Many elderly people own their homes free and clear but feel poor nevertheless because they have little cash available. Home equity loans are not the answer because the elderly often don't have enough income to meet the monthly payments.What might work better is for a son or daughter to buy the house and rent it back to the parents. The proceeds from the sale, invested, would provide cash for the parents to cover the rent.
There is a financial benefit for the son or daughter as well in many cases - rental properties are still good tax shelters for anyone with an income of $100,000 or less.
"Tax Smart, the Touche Ross Guide to Total Tax Strategy for 1988," gives an example of how such a strategy might work. The book, written by Robert Wool with the Big Eight accounting firm, offers practical tax strategies, primarily for upper-middle-income taxpayers.
In the example, Natalie, a divorced 42-year-old woman, owns a travel agency and draws a salary of $100,000 a year. She is worried about her mother, who lives in a modest condominium in Miami Beach and has an income, including Social Security, of only $15,000 a year. The elderly woman is constantly fearful of running short of money.
The Touche Ross adviser tells Natalie to consider buying the condominium - with an estimated market value of $30,000 - and renting it back to her mother. Natalie would need only about $5,000 for a down payment to make the purchase.

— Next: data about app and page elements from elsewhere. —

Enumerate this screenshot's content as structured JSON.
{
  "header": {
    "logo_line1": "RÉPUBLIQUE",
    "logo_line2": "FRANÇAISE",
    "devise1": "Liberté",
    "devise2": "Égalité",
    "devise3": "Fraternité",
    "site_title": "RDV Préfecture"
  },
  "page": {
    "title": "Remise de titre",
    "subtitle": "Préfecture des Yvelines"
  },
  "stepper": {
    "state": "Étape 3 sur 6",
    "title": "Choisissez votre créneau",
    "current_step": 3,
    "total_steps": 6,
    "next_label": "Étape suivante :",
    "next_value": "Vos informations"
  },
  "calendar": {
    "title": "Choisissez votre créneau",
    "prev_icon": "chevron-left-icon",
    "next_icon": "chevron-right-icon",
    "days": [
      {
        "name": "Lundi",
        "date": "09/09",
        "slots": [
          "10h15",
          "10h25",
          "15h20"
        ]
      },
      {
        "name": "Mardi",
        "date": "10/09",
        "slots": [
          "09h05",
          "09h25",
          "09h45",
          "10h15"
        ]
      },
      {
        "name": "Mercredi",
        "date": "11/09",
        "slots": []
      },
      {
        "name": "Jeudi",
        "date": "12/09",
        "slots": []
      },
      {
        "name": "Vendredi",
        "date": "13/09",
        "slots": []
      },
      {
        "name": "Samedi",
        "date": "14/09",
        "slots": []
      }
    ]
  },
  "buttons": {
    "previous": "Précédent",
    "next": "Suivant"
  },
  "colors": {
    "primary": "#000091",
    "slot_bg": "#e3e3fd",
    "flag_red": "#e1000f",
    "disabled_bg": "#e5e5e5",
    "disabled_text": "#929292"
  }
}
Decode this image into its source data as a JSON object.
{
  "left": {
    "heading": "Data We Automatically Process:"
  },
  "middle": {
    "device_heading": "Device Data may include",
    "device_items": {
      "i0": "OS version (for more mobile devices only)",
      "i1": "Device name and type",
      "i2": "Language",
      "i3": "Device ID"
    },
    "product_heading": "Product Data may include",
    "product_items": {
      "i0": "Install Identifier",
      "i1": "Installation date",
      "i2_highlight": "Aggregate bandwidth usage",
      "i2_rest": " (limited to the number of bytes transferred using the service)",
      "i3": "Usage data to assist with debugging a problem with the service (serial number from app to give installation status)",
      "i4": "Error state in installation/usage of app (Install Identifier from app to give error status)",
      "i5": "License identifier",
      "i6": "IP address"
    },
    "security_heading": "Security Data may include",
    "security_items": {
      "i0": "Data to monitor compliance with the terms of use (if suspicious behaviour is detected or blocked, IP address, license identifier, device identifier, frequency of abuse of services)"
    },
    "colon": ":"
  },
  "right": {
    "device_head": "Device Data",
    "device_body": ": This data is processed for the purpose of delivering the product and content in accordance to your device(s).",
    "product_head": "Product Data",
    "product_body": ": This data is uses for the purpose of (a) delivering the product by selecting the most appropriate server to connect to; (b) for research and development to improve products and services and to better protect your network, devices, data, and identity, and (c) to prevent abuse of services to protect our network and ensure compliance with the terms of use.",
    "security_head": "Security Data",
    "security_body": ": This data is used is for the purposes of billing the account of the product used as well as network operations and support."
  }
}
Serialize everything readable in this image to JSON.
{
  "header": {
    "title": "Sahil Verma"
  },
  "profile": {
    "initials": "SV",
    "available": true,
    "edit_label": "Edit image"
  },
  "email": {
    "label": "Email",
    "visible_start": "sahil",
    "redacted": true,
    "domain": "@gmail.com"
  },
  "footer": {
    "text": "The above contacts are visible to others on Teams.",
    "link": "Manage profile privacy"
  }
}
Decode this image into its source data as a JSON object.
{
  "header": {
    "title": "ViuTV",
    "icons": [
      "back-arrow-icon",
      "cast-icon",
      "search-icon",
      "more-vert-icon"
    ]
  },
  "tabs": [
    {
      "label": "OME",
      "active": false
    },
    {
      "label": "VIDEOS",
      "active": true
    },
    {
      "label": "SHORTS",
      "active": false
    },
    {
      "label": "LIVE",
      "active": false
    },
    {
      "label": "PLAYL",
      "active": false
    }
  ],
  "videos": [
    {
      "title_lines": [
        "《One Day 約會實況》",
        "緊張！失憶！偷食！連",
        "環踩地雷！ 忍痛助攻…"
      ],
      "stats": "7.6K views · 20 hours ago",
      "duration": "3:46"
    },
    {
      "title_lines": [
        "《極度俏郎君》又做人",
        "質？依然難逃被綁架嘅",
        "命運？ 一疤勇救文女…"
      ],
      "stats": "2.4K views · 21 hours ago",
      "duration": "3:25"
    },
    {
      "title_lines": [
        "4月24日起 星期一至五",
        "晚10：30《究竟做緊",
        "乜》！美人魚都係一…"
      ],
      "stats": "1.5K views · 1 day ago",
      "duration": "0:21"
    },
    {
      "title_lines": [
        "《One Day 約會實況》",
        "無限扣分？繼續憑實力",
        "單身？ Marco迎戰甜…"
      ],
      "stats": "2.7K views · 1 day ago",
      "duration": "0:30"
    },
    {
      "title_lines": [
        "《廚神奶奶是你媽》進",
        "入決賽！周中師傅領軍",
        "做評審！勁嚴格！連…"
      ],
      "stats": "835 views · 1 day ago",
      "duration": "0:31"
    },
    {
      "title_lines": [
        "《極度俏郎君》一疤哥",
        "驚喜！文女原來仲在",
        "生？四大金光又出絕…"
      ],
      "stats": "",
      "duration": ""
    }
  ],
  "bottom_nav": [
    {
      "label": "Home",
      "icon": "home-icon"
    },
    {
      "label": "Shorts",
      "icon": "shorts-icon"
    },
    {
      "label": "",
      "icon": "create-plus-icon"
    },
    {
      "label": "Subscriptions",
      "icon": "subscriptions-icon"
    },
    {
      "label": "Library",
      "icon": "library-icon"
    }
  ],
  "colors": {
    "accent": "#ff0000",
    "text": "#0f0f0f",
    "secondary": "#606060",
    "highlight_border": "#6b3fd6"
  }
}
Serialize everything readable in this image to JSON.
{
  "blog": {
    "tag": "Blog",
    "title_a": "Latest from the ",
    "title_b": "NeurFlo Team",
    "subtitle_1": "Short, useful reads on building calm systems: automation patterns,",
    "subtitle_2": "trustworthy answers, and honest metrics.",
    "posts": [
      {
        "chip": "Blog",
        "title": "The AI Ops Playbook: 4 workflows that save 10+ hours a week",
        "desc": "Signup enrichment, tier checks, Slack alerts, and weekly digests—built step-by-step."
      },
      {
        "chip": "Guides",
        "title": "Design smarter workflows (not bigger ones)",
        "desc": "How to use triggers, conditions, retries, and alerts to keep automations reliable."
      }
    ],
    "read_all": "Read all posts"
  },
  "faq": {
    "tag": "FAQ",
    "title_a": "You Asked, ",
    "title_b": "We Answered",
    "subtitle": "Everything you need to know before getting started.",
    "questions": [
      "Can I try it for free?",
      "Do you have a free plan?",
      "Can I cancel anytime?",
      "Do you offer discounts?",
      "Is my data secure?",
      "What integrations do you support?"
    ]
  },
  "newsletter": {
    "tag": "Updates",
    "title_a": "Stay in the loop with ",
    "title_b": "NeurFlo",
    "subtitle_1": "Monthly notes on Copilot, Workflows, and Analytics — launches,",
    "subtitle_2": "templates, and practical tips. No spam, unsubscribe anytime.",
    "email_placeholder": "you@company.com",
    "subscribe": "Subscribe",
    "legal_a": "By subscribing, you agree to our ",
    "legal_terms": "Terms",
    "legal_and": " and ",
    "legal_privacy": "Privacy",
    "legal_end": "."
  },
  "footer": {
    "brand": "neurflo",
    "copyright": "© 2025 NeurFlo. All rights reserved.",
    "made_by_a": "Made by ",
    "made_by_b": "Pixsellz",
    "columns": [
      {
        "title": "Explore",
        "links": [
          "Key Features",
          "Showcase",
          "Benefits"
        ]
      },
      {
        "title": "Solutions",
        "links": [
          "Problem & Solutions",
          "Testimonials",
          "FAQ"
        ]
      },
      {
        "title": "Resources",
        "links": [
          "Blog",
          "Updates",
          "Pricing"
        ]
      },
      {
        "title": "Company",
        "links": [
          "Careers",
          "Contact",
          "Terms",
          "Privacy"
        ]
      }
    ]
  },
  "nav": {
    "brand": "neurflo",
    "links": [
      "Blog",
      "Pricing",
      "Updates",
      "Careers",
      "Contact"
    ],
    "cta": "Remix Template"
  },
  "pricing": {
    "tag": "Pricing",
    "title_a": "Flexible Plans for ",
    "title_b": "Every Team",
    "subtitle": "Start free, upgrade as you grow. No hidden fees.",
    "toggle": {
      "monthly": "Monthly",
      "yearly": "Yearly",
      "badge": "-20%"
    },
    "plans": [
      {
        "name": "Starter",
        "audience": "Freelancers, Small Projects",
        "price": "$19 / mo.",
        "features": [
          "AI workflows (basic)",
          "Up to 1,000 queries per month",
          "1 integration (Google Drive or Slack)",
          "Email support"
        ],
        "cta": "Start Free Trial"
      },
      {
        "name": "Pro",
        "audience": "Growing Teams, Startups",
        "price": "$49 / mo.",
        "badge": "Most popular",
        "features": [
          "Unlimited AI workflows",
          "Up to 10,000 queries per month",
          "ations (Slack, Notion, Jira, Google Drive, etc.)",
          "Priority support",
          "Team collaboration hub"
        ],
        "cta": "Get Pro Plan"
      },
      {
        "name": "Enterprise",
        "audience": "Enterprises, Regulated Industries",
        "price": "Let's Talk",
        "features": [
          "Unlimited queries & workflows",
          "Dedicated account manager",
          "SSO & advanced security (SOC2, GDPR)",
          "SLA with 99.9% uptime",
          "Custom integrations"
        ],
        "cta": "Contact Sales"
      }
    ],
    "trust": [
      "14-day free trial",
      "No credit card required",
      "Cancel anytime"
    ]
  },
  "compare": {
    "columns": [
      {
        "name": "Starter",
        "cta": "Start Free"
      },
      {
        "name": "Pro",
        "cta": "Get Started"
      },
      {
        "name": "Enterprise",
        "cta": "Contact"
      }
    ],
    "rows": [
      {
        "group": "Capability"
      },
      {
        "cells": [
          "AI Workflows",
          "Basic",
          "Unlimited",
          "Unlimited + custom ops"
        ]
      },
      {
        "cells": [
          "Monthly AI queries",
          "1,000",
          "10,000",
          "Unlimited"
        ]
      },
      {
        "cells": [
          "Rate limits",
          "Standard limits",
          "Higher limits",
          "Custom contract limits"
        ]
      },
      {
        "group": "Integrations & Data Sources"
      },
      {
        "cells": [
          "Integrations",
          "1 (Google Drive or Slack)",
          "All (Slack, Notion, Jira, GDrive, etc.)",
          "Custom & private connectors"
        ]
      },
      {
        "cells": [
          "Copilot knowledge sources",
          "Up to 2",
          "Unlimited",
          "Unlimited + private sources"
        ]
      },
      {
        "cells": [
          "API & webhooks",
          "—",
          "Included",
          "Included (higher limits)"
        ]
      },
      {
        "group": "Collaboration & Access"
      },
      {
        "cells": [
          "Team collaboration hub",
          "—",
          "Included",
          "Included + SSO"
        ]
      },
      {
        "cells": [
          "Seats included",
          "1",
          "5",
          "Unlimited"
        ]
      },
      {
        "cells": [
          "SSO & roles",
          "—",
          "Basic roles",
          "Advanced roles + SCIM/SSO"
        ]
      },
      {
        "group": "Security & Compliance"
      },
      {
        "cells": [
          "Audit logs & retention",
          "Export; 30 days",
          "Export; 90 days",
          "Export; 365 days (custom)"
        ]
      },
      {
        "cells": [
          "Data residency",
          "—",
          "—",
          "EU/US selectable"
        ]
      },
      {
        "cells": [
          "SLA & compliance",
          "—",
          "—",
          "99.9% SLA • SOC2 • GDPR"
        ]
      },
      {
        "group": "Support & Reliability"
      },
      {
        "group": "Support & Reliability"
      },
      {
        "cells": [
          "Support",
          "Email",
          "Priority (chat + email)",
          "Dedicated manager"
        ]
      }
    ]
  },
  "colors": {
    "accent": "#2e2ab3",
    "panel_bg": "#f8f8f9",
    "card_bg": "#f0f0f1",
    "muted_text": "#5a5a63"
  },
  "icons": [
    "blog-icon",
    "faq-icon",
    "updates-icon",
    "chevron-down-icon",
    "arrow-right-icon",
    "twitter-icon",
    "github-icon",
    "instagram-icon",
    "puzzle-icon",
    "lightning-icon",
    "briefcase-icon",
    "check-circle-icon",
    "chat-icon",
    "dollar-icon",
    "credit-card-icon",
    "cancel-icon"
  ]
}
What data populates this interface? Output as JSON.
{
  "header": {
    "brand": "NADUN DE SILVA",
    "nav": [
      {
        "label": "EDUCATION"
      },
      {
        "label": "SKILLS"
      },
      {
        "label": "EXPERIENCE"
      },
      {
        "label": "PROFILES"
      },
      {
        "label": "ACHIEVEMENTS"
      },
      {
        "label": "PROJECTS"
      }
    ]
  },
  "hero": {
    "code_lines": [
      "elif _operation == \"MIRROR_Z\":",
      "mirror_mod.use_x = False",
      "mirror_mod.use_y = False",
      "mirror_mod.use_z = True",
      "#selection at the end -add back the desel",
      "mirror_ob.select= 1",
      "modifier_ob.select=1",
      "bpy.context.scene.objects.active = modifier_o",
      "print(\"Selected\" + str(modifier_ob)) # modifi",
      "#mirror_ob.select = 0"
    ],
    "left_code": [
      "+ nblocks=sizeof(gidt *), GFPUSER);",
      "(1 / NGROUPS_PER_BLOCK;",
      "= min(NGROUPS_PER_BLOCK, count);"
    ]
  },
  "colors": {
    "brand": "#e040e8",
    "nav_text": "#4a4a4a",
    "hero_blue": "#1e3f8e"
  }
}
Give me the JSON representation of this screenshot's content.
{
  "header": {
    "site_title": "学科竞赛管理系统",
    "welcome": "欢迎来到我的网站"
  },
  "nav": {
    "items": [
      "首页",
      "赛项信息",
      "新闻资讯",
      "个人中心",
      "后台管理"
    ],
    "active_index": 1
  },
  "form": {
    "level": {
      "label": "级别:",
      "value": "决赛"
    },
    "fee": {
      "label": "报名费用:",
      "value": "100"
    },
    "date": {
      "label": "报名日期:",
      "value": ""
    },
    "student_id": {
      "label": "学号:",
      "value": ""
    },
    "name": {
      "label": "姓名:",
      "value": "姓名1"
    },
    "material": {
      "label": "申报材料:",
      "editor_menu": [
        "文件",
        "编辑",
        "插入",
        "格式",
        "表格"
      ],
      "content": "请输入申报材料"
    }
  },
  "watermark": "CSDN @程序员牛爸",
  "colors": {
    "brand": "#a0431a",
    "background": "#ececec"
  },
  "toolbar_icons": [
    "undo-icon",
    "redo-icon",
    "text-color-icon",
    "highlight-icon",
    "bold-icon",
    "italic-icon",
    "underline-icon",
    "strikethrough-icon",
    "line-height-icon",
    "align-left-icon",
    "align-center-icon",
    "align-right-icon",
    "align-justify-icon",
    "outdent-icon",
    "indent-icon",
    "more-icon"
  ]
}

"Her mother would be in a new and more comfortable financial situation and be able to handle the rent easily," Touche Ross said. "She would first of all have a fresh $30,000 invested for herself, presumably returning at least 8 percent, or $2,400 a year. That alone would pretty well cover her new rent."
"So long as the condo was her mother's principal place of residence - which it would be - and Natalie charged her a fair market value rent, the place would qualify as a rental property for Natalie."
Natalie would pay no taxes on the rental income she received from her mother because she could use the mortgage interest and real estate taxes she paid on the condo to offset the rental income for tax purposes.
In addition, because her income falls into the $100,000 or less category, she could deduct up to $25,000 of "losses" from the condominium against her salary.
Under the 1986 tax law, up to $25,000 in losses incurred in a rental property - including on-paper-only depreciation losses - can be used to shelter salary income if the rental owner's income is $100,000 or less.
"The condo, in other words, could be a substantial tax shelter for her," Touche Ross said.
This $25,000 deduction is phased out at incomes between $100,000 and $150,000 and disappears entirely above $150,000.
Touche Ross also told Natalie that if all the rules on rental property were too complicated for her, she could simply buy the condo from her mother and let her live there rent-free. The condo would then count as a second home for Natalie for tax purposes, rather than as a rental property.
Of course, without rent from her mother, Natalie would have to make the mortgage payments out of her own income, but the mortgage tax deductions available for a second home would offset some of that cost.
These ideas are worth considering as the 1989 tax season approaches. Ideally, they could be of benefit to both parent and child.
(Pamela Reeves writes a weekly real estate column for Scripps Howard News Service.)